I just finished watching the film ‘GROUNDHOG DAY’ on TV (even though we own a video). All the family walked through the room as the movie progressed; they would pause, laugh or say a few lines in unison with the characters. WE LOVE THIS PICTURE! This is no longer a mere film, it is a ‘Classic’ and has become endeared to all generations.
This little community ought to host a week-long series of events. Have all kinds of activities to compliment the scenes and characters in the film. It would be a boost to the local economy and make GROUNDHOGS DAY special all over again!

Jun 11, 2007
6:10 am
#6 Agustin wrote:

I loved that movie and I wish I visit this town some day. Greetings from Buenos Aires, Argentina.

Sep 25, 2011
4:55 pm
#7 Emilio wrote:
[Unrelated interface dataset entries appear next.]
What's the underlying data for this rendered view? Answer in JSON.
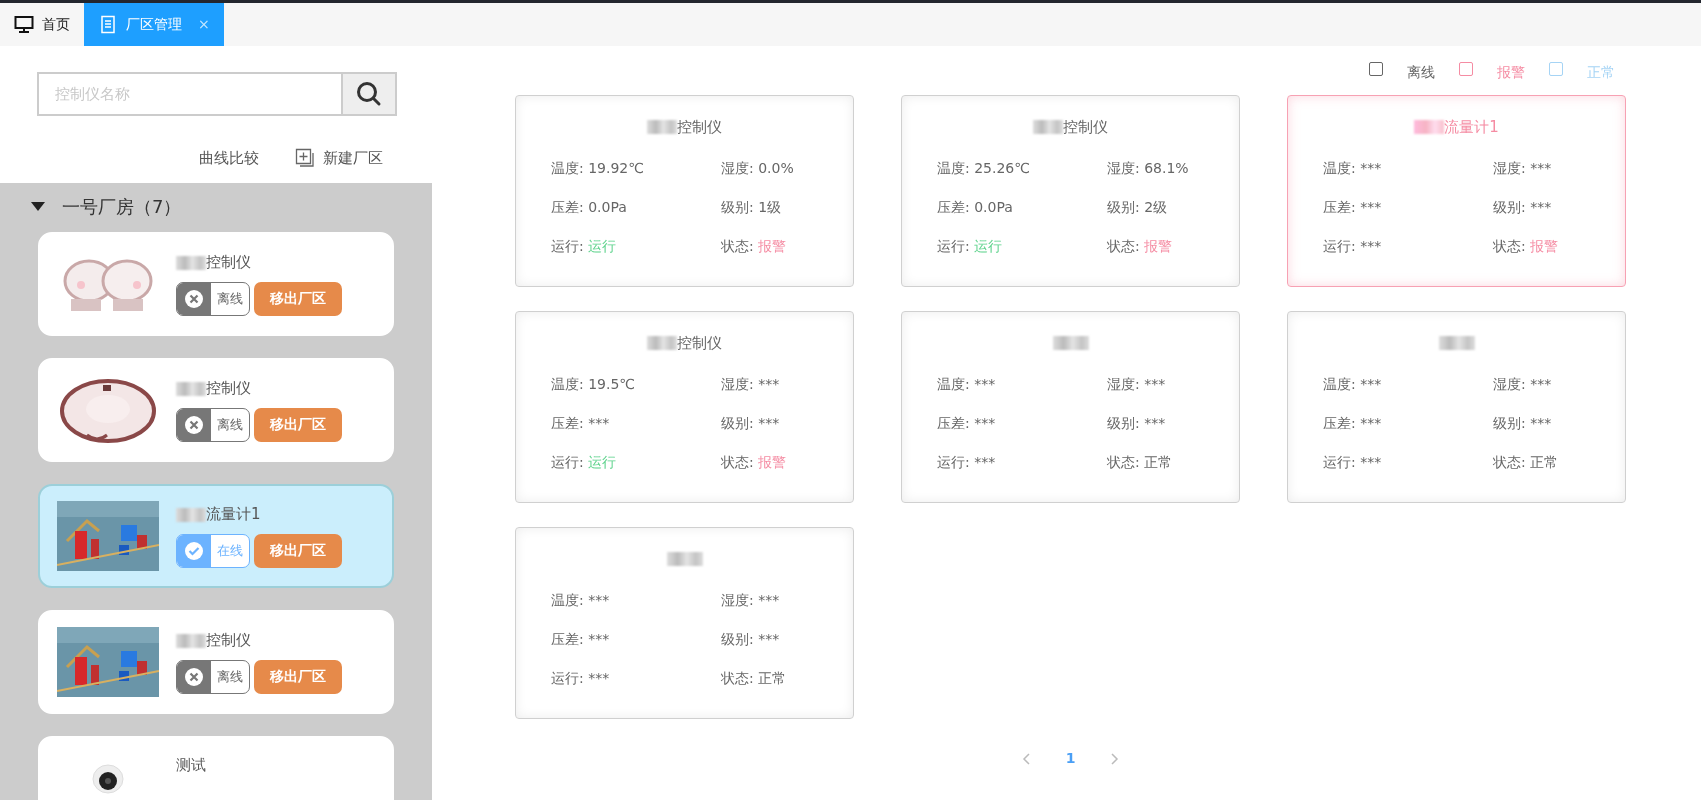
{
  "tabs": [
    {
      "label": "首页",
      "selected": false
    },
    {
      "label": "厂区管理",
      "selected": true,
      "close": "×"
    }
  ],
  "search": {
    "placeholder": "控制仪名称"
  },
  "actions": [
    {
      "label": "曲线比较",
      "kind": "plain"
    },
    {
      "label": "新建厂区",
      "kind": "add"
    }
  ],
  "group": {
    "label": "一号厂房（7）",
    "expanded": true
  },
  "devices": [
    {
      "name": "控制仪",
      "redacted": true,
      "online": false,
      "status": "离线",
      "button": "移出厂区",
      "selected": false
    },
    {
      "name": "控制仪",
      "redacted": true,
      "online": false,
      "status": "离线",
      "button": "移出厂区",
      "selected": false
    },
    {
      "name": "流量计1",
      "redacted": true,
      "online": true,
      "status": "在线",
      "button": "移出厂区",
      "selected": true
    },
    {
      "name": "控制仪",
      "redacted": true,
      "online": false,
      "status": "离线",
      "button": "移出厂区",
      "selected": false
    },
    {
      "name": "测试",
      "redacted": false,
      "selected": false
    }
  ],
  "legend": [
    {
      "label": "离线",
      "color": "#666666",
      "checked": false
    },
    {
      "label": "报警",
      "color": "#f58ca3",
      "checked": false
    },
    {
      "label": "正常",
      "color": "#a6d4f5",
      "checked": false
    }
  ],
  "cards": [
    {
      "name": "控制仪",
      "redacted": true,
      "alarm": false,
      "fields": [
        {
          "label": "温度:",
          "value": "19.92℃",
          "kind": "plain"
        },
        {
          "label": "湿度:",
          "value": "0.0%",
          "kind": "plain"
        },
        {
          "label": "压差:",
          "value": "0.0Pa",
          "kind": "plain"
        },
        {
          "label": "级别:",
          "value": "1级",
          "kind": "plain"
        },
        {
          "label": "运行:",
          "value": "运行",
          "kind": "ok"
        },
        {
          "label": "状态:",
          "value": "报警",
          "kind": "alarm"
        }
      ]
    },
    {
      "name": "控制仪",
      "redacted": true,
      "alarm": false,
      "fields": [
        {
          "label": "温度:",
          "value": "25.26℃",
          "kind": "plain"
        },
        {
          "label": "湿度:",
          "value": "68.1%",
          "kind": "plain"
        },
        {
          "label": "压差:",
          "value": "0.0Pa",
          "kind": "plain"
        },
        {
          "label": "级别:",
          "value": "2级",
          "kind": "plain"
        },
        {
          "label": "运行:",
          "value": "运行",
          "kind": "ok"
        },
        {
          "label": "状态:",
          "value": "报警",
          "kind": "alarm"
        }
      ]
    },
    {
      "name": "流量计1",
      "redacted": true,
      "alarm": true,
      "fields": [
        {
          "label": "温度:",
          "value": "***",
          "kind": "plain"
        },
        {
          "label": "湿度:",
          "value": "***",
          "kind": "plain"
        },
        {
          "label": "压差:",
          "value": "***",
          "kind": "plain"
        },
        {
          "label": "级别:",
          "value": "***",
          "kind": "plain"
        },
        {
          "label": "运行:",
          "value": "***",
          "kind": "plain"
        },
        {
          "label": "状态:",
          "value": "报警",
          "kind": "alarm"
        }
      ]
    },
    {
      "name": "控制仪",
      "redacted": true,
      "alarm": false,
      "fields": [
        {
          "label": "温度:",
          "value": "19.5℃",
          "kind": "plain"
        },
        {
          "label": "湿度:",
          "value": "***",
          "kind": "plain"
        },
        {
          "label": "压差:",
          "value": "***",
          "kind": "plain"
        },
        {
          "label": "级别:",
          "value": "***",
          "kind": "plain"
        },
        {
          "label": "运行:",
          "value": "运行",
          "kind": "ok"
        },
        {
          "label": "状态:",
          "value": "报警",
          "kind": "alarm"
        }
      ]
    },
    {
      "redacted": true,
      "alarm": false,
      "fields": [
        {
          "label": "温度:",
          "value": "***",
          "kind": "plain"
        },
        {
          "label": "湿度:",
          "value": "***",
          "kind": "plain"
        },
        {
          "label": "压差:",
          "value": "***",
          "kind": "plain"
        },
        {
          "label": "级别:",
          "value": "***",
          "kind": "plain"
        },
        {
          "label": "运行:",
          "value": "***",
          "kind": "plain"
        },
        {
          "label": "状态:",
          "value": "正常",
          "kind": "plain"
        }
      ]
    },
    {
      "redacted": true,
      "alarm": false,
      "fields": [
        {
          "label": "温度:",
          "value": "***",
          "kind": "plain"
        },
        {
          "label": "湿度:",
          "value": "***",
          "kind": "plain"
        },
        {
          "label": "压差:",
          "value": "***",
          "kind": "plain"
        },
        {
          "label": "级别:",
          "value": "***",
          "kind": "plain"
        },
        {
          "label": "运行:",
          "value": "***",
          "kind": "plain"
        },
        {
          "label": "状态:",
          "value": "正常",
          "kind": "plain"
        }
      ]
    },
    {
      "redacted": true,
      "alarm": false,
      "fields": [
        {
          "label": "温度:",
          "value": "***",
          "kind": "plain"
        },
        {
          "label": "湿度:",
          "value": "***",
          "kind": "plain"
        },
        {
          "label": "压差:",
          "value": "***",
          "kind": "plain"
        },
        {
          "label": "级别:",
          "value": "***",
          "kind": "plain"
        },
        {
          "label": "运行:",
          "value": "***",
          "kind": "plain"
        },
        {
          "label": "状态:",
          "value": "正常",
          "kind": "plain"
        }
      ]
    }
  ],
  "pagination": {
    "pages": [
      {
        "label": "1",
        "selected": true
      }
    ]
  }
}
I love this movie!!!!!! thanks for the pictures and the information.

Nov 20, 2011
9:29 pm
#8 Tim wrote:

@ Aaudrey… Atually, they DO have a weeklong celebration of all things Groudhog’s day. In February, when it’s cold and there’s nothing else to do.

I grew up in Woodstock. While it looks very idyllic, it was really rather boring, as there is nothing for kids to do. I frequently hopped a train into the city to see the museums, music, sports, etc.

Feb 2, 2012
9:47 pm
#9 Emilio wrote:

Today I I’m watching this movie like every feb 2nd

Sep 22, 2012
2:13 pm
#10 Dick Roush wrote:

I grew up in Woodstock in the 40′s and 50′s. Schooled from K-12. When I start to watch the re-runs of GROUNDHOG DAY, my wife always says, “Oh, no, not again.” But for me, and at my age of 75, I relish the stimulation that the movie gives me to call back memories of Woodstock……..the square, the stores, the judge’s house where Bill Murray stayed, etc. As a kid, we know every street and alley in town. Our “Square” was a one-way traffic rule that went counter-clockwise around the square. As a high schooler, with little else to do late at night, we would attempt to set a new world’s record for driving around the square in the wrong direction…when the police were not looking, that is. No one was ever put in danger, but it gave us something to do. My barber was Carmen Stompanato. Carmen’s brother, Johnny, was killed in California by his girlfriend’s (Lana Turner) daughter. The funeral held in Woodstock was a beg deal, because Johnny was a uderling of the west coast Mafia Don who came to Woodstock for the funeral. My former father in law, a rather conservative local banker, happened to end up sitting a couple of chairs from the Don. Our Chief of Police, Tiny Hansmann (who was NOT tiny) partnered with the creator of Dick Tracy, Chester Gould, a Woodstock resident, to create the Crimestoppers Club in Woodstock(re: Crimestoppers Textbook in upper right of the comic strip). I was a charter member. So, when I watch GROUNDHOG DAY, I see much more than just what is on the screen. I see the joy and comfort of growing up in the 40′s and 50′s when no one locked their house door, left their keys in the car, and the kids walked for blocks to school…unsupervised. When you get old, you have more memories than dreams for the future.

Trackbacks to this post. Thanks for the linkage.

Leave a Comment